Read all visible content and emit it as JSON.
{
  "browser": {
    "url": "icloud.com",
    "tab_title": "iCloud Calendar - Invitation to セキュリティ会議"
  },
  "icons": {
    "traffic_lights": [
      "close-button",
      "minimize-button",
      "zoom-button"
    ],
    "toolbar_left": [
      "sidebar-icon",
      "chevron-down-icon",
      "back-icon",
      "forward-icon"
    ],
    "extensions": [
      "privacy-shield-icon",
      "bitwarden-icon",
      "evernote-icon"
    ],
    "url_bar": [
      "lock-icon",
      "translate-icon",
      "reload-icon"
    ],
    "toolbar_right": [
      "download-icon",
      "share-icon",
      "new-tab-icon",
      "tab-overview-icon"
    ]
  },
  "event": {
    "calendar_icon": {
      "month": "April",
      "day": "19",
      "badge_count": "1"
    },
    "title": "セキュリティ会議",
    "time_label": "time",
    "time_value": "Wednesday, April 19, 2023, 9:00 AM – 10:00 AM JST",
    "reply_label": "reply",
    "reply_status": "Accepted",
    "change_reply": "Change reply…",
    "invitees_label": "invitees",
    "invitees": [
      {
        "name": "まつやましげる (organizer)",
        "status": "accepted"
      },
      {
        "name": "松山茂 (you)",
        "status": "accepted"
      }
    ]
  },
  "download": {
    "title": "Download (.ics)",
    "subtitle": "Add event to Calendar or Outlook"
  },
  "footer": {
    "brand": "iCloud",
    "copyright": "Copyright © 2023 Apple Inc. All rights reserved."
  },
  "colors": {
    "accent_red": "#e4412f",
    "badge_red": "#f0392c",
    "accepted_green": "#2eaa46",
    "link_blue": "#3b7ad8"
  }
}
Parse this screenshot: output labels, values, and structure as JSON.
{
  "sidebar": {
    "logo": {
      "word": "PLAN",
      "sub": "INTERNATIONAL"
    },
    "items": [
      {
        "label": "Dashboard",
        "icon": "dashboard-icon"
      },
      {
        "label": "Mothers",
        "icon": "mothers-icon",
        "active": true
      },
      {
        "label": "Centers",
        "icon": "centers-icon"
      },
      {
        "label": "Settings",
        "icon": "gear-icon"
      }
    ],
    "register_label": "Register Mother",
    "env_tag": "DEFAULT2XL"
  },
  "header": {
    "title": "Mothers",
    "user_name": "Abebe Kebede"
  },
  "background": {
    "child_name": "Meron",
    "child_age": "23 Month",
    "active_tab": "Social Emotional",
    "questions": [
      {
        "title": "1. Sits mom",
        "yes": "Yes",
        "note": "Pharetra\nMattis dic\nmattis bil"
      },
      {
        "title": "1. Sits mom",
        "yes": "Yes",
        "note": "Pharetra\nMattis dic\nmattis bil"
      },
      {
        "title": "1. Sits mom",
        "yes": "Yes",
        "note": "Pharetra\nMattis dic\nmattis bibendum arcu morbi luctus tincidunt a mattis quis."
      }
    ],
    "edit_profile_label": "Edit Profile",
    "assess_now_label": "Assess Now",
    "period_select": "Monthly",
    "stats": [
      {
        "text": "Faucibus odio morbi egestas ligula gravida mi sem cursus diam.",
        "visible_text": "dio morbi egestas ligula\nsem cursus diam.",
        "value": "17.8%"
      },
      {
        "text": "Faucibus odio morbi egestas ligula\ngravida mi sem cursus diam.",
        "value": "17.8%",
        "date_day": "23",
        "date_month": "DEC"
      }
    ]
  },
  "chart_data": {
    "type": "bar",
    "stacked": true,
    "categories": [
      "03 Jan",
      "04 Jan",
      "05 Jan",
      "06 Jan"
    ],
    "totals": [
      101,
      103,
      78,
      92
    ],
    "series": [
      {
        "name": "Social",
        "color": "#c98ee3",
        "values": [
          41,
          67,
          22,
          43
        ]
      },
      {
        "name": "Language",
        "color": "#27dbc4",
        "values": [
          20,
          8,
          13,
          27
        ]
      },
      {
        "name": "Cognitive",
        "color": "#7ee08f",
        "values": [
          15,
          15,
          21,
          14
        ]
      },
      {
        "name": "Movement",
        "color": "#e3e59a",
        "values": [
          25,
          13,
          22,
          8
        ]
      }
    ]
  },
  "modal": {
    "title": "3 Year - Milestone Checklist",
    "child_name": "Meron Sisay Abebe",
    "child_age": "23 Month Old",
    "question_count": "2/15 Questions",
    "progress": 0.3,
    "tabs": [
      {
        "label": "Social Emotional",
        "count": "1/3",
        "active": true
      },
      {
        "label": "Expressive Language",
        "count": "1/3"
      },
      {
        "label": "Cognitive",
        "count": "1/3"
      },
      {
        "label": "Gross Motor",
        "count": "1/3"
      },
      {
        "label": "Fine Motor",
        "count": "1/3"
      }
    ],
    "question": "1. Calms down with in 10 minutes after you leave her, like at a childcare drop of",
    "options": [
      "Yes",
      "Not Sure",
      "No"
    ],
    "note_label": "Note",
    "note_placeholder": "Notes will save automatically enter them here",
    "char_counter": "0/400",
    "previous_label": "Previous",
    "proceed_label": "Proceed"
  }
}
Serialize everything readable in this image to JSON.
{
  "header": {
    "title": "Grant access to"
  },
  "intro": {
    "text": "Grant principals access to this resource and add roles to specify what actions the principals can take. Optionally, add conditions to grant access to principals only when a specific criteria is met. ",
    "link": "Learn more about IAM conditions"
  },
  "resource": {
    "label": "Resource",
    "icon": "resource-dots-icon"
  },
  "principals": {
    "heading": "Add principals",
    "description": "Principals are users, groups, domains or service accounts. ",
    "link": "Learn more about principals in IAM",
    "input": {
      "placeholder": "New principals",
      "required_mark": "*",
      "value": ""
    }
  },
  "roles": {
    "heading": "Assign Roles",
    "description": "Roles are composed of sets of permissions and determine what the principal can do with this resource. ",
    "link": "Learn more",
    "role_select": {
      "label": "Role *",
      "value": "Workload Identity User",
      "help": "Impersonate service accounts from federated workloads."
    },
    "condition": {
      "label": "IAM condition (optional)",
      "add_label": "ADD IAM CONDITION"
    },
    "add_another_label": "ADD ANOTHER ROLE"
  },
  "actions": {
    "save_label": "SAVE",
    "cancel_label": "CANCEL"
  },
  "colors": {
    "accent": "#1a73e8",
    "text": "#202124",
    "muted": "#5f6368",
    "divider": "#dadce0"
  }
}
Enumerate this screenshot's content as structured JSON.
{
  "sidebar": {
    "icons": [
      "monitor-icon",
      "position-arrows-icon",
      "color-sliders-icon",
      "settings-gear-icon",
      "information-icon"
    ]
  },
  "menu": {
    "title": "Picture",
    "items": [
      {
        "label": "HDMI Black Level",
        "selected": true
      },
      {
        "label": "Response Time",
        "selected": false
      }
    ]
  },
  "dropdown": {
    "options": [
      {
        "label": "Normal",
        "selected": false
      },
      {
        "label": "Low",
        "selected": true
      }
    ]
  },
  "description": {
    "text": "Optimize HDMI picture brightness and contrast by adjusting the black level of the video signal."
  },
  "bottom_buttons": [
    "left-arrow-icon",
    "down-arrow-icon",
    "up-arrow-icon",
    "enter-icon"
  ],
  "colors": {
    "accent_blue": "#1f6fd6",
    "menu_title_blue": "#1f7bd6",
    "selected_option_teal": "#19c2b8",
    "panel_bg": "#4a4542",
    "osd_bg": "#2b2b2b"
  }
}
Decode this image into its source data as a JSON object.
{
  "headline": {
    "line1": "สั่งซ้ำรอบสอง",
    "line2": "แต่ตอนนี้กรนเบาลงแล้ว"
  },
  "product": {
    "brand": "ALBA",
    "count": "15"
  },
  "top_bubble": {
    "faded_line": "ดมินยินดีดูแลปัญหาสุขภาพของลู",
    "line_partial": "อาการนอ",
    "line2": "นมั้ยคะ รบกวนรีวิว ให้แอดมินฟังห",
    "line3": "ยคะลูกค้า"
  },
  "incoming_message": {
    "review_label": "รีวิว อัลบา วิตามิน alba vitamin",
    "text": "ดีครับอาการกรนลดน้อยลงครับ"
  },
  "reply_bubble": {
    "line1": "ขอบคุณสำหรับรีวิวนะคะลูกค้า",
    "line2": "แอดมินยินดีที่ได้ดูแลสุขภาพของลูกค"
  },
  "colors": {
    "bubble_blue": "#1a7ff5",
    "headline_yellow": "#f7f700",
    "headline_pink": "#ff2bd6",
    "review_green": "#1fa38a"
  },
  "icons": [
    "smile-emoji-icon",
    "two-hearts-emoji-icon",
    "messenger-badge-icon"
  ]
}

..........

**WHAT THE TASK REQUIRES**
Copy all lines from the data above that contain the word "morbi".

**OUTPUT OF THE EXERCISE**
        "note": "Pharetra\nMattis dic\nmattis bibendum arcu morbi luctus tincidunt a mattis quis."
        "text": "Faucibus odio morbi egestas ligula gravida mi sem cursus diam.",
        "visible_text": "dio morbi egestas ligula\nsem cursus diam.",
        "text": "Faucibus odio morbi egestas ligula\ngravida mi sem cursus diam.",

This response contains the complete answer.